**** EXTRACTED RECORDS

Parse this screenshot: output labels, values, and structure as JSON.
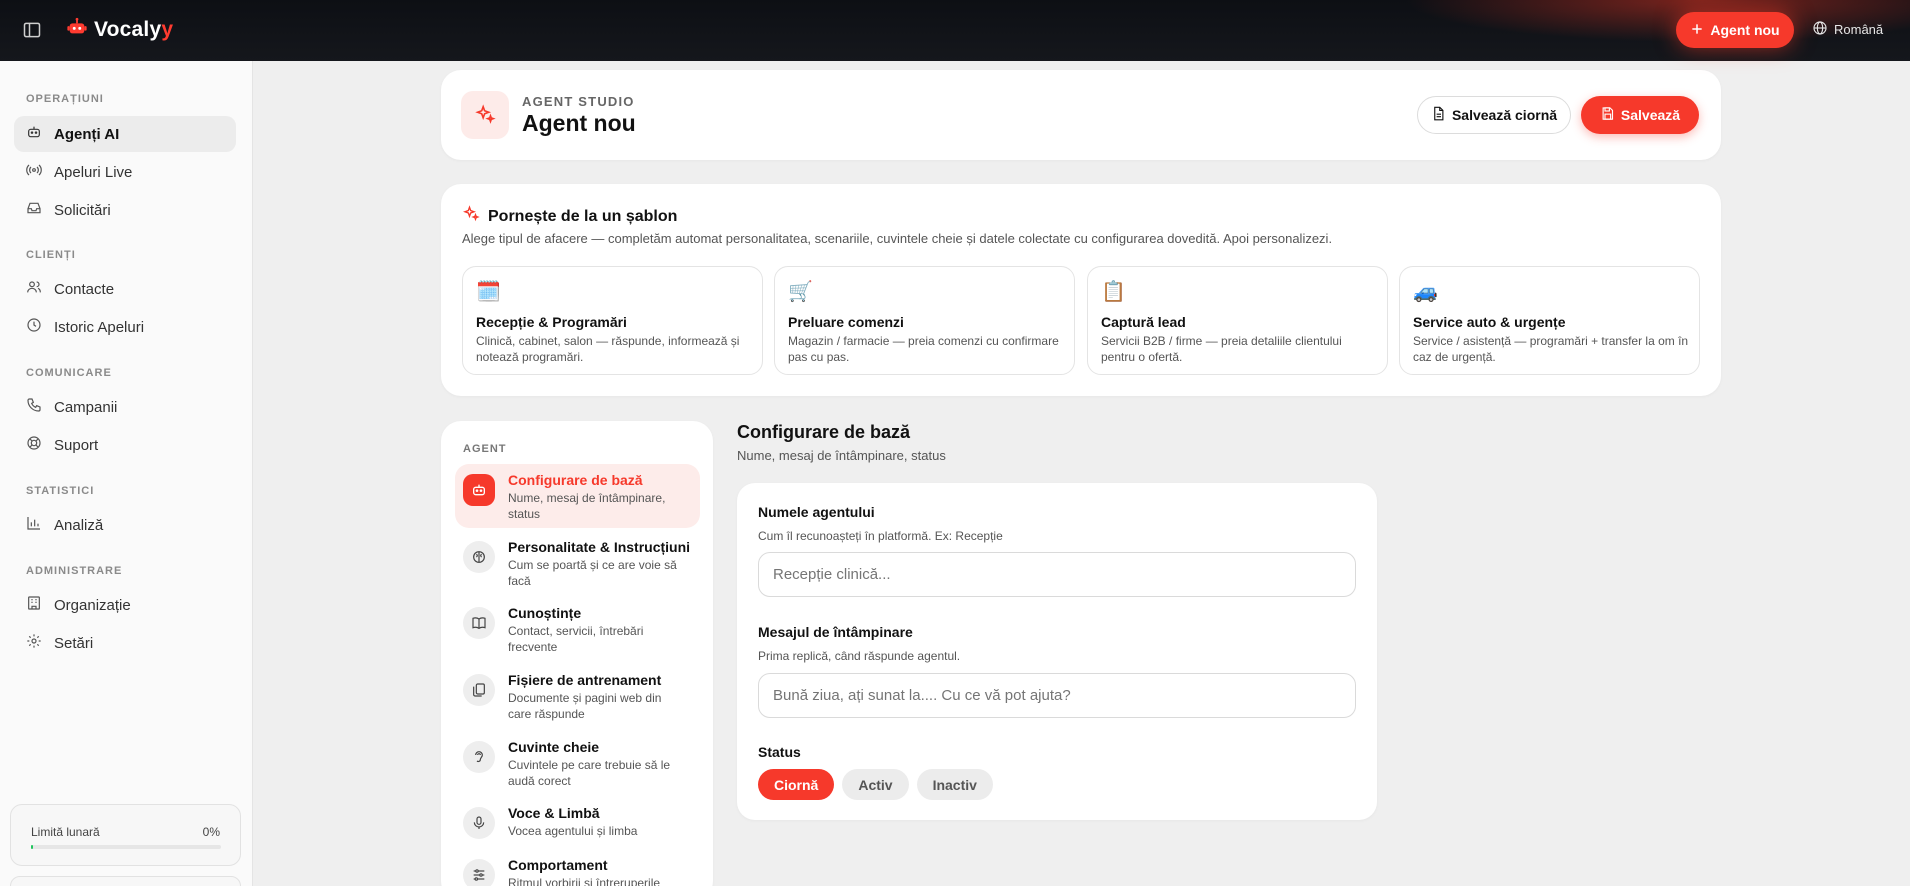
{
  "topbar": {
    "brand_main": "Vocaly",
    "brand_accent": "y",
    "new_agent_label": "Agent nou",
    "language": "Română"
  },
  "sidebar": {
    "sections": [
      {
        "title": "OPERAȚIUNI",
        "items": [
          {
            "label": "Agenți AI",
            "icon": "robot-icon",
            "active": true
          },
          {
            "label": "Apeluri Live",
            "icon": "broadcast-icon"
          },
          {
            "label": "Solicitări",
            "icon": "inbox-icon"
          }
        ]
      },
      {
        "title": "CLIENȚI",
        "items": [
          {
            "label": "Contacte",
            "icon": "users-icon"
          },
          {
            "label": "Istoric Apeluri",
            "icon": "clock-icon"
          }
        ]
      },
      {
        "title": "COMUNICARE",
        "items": [
          {
            "label": "Campanii",
            "icon": "phone-icon"
          },
          {
            "label": "Suport",
            "icon": "lifebuoy-icon"
          }
        ]
      },
      {
        "title": "STATISTICI",
        "items": [
          {
            "label": "Analiză",
            "icon": "bar-chart-icon"
          }
        ]
      },
      {
        "title": "ADMINISTRARE",
        "items": [
          {
            "label": "Organizație",
            "icon": "building-icon"
          },
          {
            "label": "Setări",
            "icon": "gear-icon"
          }
        ]
      }
    ],
    "limit": {
      "label": "Limită lunară",
      "value": "0%",
      "fraction": 0.0
    }
  },
  "header": {
    "kicker": "AGENT STUDIO",
    "title": "Agent nou",
    "draft_label": "Salvează ciornă",
    "save_label": "Salvează"
  },
  "templates": {
    "title": "Pornește de la un șablon",
    "description": "Alege tipul de afacere — completăm automat personalitatea, scenariile, cuvintele cheie și datele colectate cu configurarea dovedită. Apoi personalizezi.",
    "items": [
      {
        "emoji": "🗓️",
        "name": "Recepție & Programări",
        "text": "Clinică, cabinet, salon — răspunde, informează și notează programări."
      },
      {
        "emoji": "🛒",
        "name": "Preluare comenzi",
        "text": "Magazin / farmacie — preia comenzi cu confirmare pas cu pas."
      },
      {
        "emoji": "📋",
        "name": "Captură lead",
        "text": "Servicii B2B / firme — preia detaliile clientului pentru o ofertă."
      },
      {
        "emoji": "🚙",
        "name": "Service auto & urgențe",
        "text": "Service / asistență — programări + transfer la om în caz de urgență."
      }
    ]
  },
  "agent_nav": {
    "title": "AGENT",
    "items": [
      {
        "name": "Configurare de bază",
        "desc": "Nume, mesaj de întâmpinare, status",
        "icon": "robot-icon",
        "active": true
      },
      {
        "name": "Personalitate & Instrucțiuni",
        "desc": "Cum se poartă și ce are voie să facă",
        "icon": "brain-icon"
      },
      {
        "name": "Cunoștințe",
        "desc": "Contact, servicii, întrebări frecvente",
        "icon": "book-icon"
      },
      {
        "name": "Fișiere de antrenament",
        "desc": "Documente și pagini web din care răspunde",
        "icon": "files-icon"
      },
      {
        "name": "Cuvinte cheie",
        "desc": "Cuvintele pe care trebuie să le audă corect",
        "icon": "ear-icon"
      },
      {
        "name": "Voce & Limbă",
        "desc": "Vocea agentului și limba",
        "icon": "mic-icon"
      },
      {
        "name": "Comportament",
        "desc": "Ritmul vorbirii și întreruperile",
        "icon": "sliders-icon"
      }
    ]
  },
  "form": {
    "title": "Configurare de bază",
    "subtitle": "Nume, mesaj de întâmpinare, status",
    "name_label": "Numele agentului",
    "name_help": "Cum îl recunoașteți în platformă. Ex: Recepție",
    "name_placeholder": "Recepție clinică...",
    "greeting_label": "Mesajul de întâmpinare",
    "greeting_help": "Prima replică, când răspunde agentul.",
    "greeting_placeholder": "Bună ziua, ați sunat la.... Cu ce vă pot ajuta?",
    "status_label": "Status",
    "status_options": [
      "Ciornă",
      "Activ",
      "Inactiv"
    ],
    "status_selected": "Ciornă"
  },
  "colors": {
    "accent": "#f6392b",
    "topbar": "#0d0f14"
  }
}
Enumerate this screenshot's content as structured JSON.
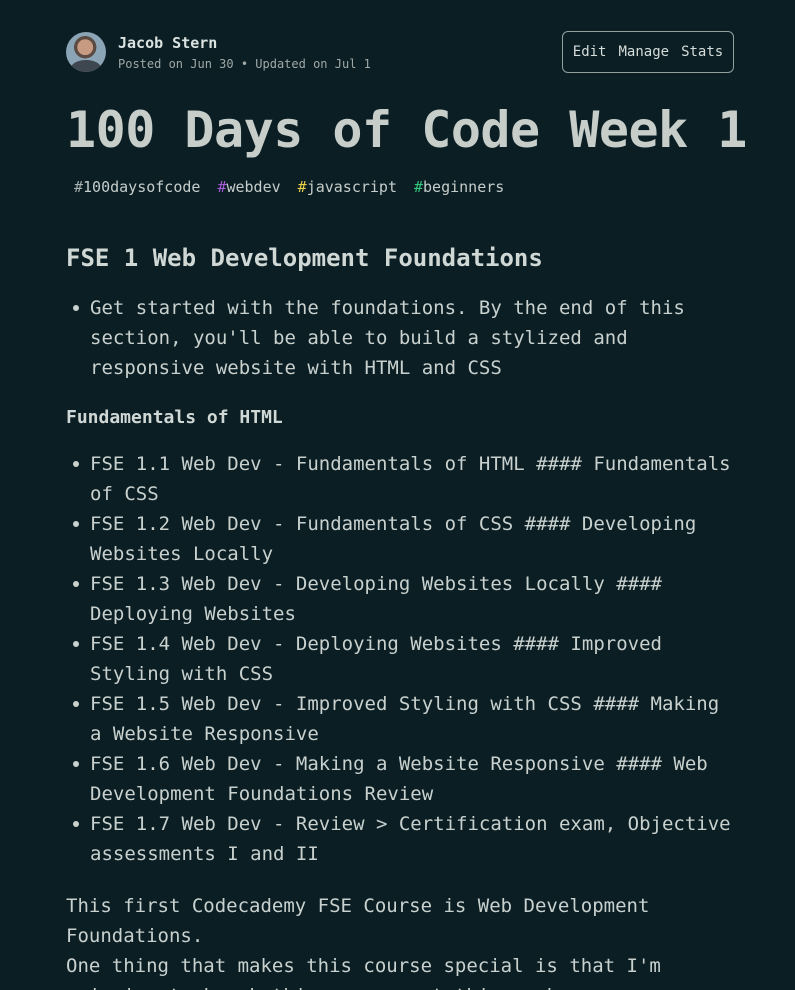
{
  "author": {
    "name": "Jacob Stern",
    "meta": "Posted on Jun 30 • Updated on Jul 1"
  },
  "actions": {
    "edit_label": "Edit",
    "manage_label": "Manage",
    "stats_label": "Stats"
  },
  "article": {
    "title": "100 Days of Code Week 1",
    "tags": [
      {
        "hash": "#",
        "text": "100daysofcode",
        "color": "#a8b1af"
      },
      {
        "hash": "#",
        "text": "webdev",
        "color": "#a55bd6"
      },
      {
        "hash": "#",
        "text": "javascript",
        "color": "#e8d04a"
      },
      {
        "hash": "#",
        "text": "beginners",
        "color": "#34c77b"
      }
    ],
    "section_heading": "FSE 1 Web Development Foundations",
    "intro_list": [
      "Get started with the foundations. By the end of this section, you'll be able to build a stylized and responsive website with HTML and CSS"
    ],
    "sub_heading": "Fundamentals of HTML",
    "course_list": [
      "FSE 1.1 Web Dev - Fundamentals of HTML #### Fundamentals of CSS",
      "FSE 1.2 Web Dev - Fundamentals of CSS #### Developing Websites Locally",
      "FSE 1.3 Web Dev - Developing Websites Locally #### Deploying Websites",
      "FSE 1.4 Web Dev - Deploying Websites #### Improved Styling with CSS",
      "FSE 1.5 Web Dev - Improved Styling with CSS #### Making a Website Responsive",
      "FSE 1.6 Web Dev - Making a Website Responsive #### Web Development Foundations Review",
      "FSE 1.7 Web Dev - Review > Certification exam, Objective assessments I and II"
    ],
    "paragraph_1": "This first Codecademy FSE Course is Web Development Foundations.",
    "paragraph_2": "One thing that makes this course special is that I'm swinging to knock this course out this week."
  }
}
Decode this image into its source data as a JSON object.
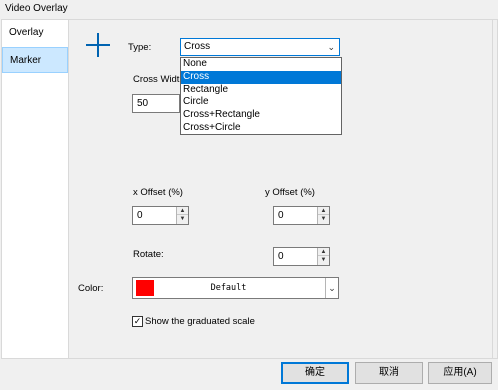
{
  "window": {
    "title": "Video Overlay"
  },
  "sidebar": {
    "items": [
      {
        "label": "Overlay"
      },
      {
        "label": "Marker"
      }
    ]
  },
  "marker": {
    "icon": "cross-marker-icon",
    "type_label": "Type:",
    "type_value": "Cross",
    "type_options": [
      "None",
      "Cross",
      "Rectangle",
      "Circle",
      "Cross+Rectangle",
      "Cross+Circle"
    ],
    "cross_width_label": "Cross Widt",
    "cross_width_value": "50",
    "x_offset_label": "x Offset (%)",
    "x_offset_value": "0",
    "y_offset_label": "y Offset (%)",
    "y_offset_value": "0",
    "rotate_label": "Rotate:",
    "rotate_value": "0",
    "color_label": "Color:",
    "color_value": "Default",
    "color_swatch": "#ff0000",
    "graduated_scale_label": "Show the graduated scale",
    "graduated_scale_checked": true
  },
  "buttons": {
    "ok": "确定",
    "cancel": "取消",
    "apply": "应用(A)"
  }
}
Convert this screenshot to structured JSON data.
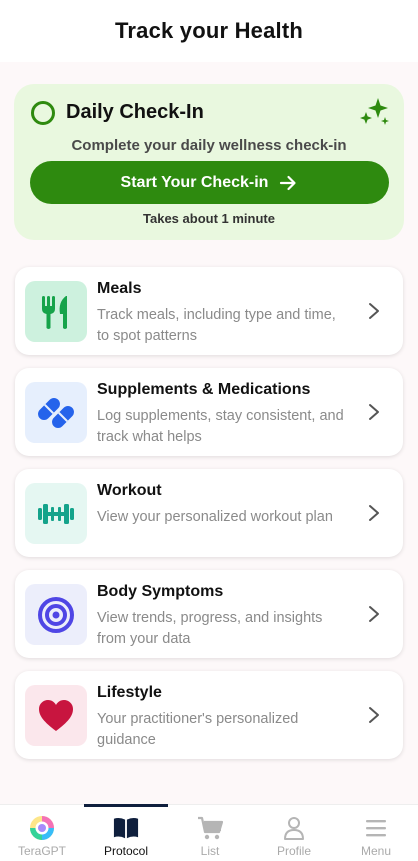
{
  "header": {
    "title": "Track your Health"
  },
  "checkin": {
    "title": "Daily Check-In",
    "subtitle": "Complete your daily wellness check-in",
    "button_label": "Start Your Check-in",
    "note": "Takes about 1 minute",
    "accent_color": "#2e8a0f",
    "background_color": "#e9f8df"
  },
  "cards": [
    {
      "title": "Meals",
      "description": "Track meals, including type and time, to spot patterns",
      "icon": "fork-knife-icon",
      "icon_bg": "#cdf1de",
      "icon_color": "#16a34a"
    },
    {
      "title": "Supplements & Medications",
      "description": "Log supplements, stay consistent, and track what helps",
      "icon": "pills-icon",
      "icon_bg": "#e6effd",
      "icon_color": "#2563eb"
    },
    {
      "title": "Workout",
      "description": "View your personalized workout plan",
      "icon": "dumbbell-icon",
      "icon_bg": "#e5f7f2",
      "icon_color": "#14a38b"
    },
    {
      "title": "Body Symptoms",
      "description": "View trends, progress, and insights from your data",
      "icon": "target-icon",
      "icon_bg": "#eceefb",
      "icon_color": "#4f46e5"
    },
    {
      "title": "Lifestyle",
      "description": "Your practitioner's personalized guidance",
      "icon": "heart-icon",
      "icon_bg": "#fbe7ec",
      "icon_color": "#c8153f"
    }
  ],
  "tabbar": {
    "tabs": [
      {
        "label": "TeraGPT",
        "icon": "teragpt-logo-icon",
        "active": false
      },
      {
        "label": "Protocol",
        "icon": "book-icon",
        "active": true
      },
      {
        "label": "List",
        "icon": "cart-icon",
        "active": false
      },
      {
        "label": "Profile",
        "icon": "person-icon",
        "active": false
      },
      {
        "label": "Menu",
        "icon": "hamburger-menu-icon",
        "active": false
      }
    ]
  }
}
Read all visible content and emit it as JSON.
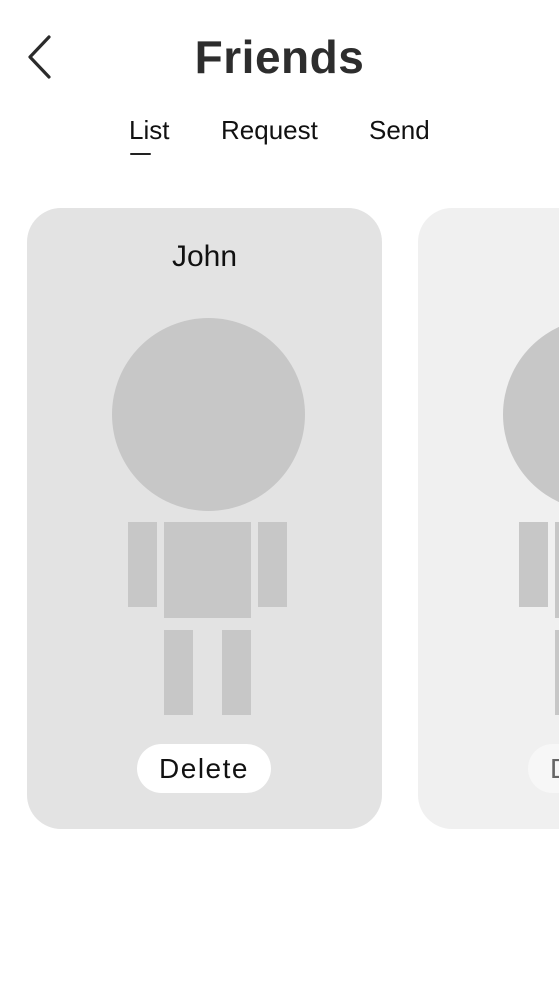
{
  "header": {
    "title": "Friends",
    "back_icon": "chevron-left-icon"
  },
  "tabs": [
    {
      "label": "List",
      "active": true
    },
    {
      "label": "Request",
      "active": false
    },
    {
      "label": "Send",
      "active": false
    }
  ],
  "friends": [
    {
      "name": "John",
      "action_label": "Delete",
      "avatar_icon": "person-placeholder-icon"
    },
    {
      "name": "",
      "action_label": "Delete",
      "avatar_icon": "person-placeholder-icon"
    }
  ],
  "colors": {
    "background": "#ffffff",
    "card": "#e3e3e3",
    "card_faded": "#f0f0f0",
    "avatar": "#c7c7c7",
    "text": "#111111",
    "title": "#2d2d2d"
  }
}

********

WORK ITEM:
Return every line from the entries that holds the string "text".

WORKED SOLUTION:
        "text": "Clinică, cabinet, salon — răspunde, informează și notează programări."
        "text": "Magazin / farmacie — preia comenzi cu confirmare pas cu pas."
        "text": "Servicii B2B / firme — preia detaliile clientului pentru o ofertă."
        "text": "Service / asistență — programări + transfer la om în caz de urgență."
        "text": "100daysofcode",
        "text": "webdev",
        "text": "javascript",
        "text": "beginners",
    "text": "#111111",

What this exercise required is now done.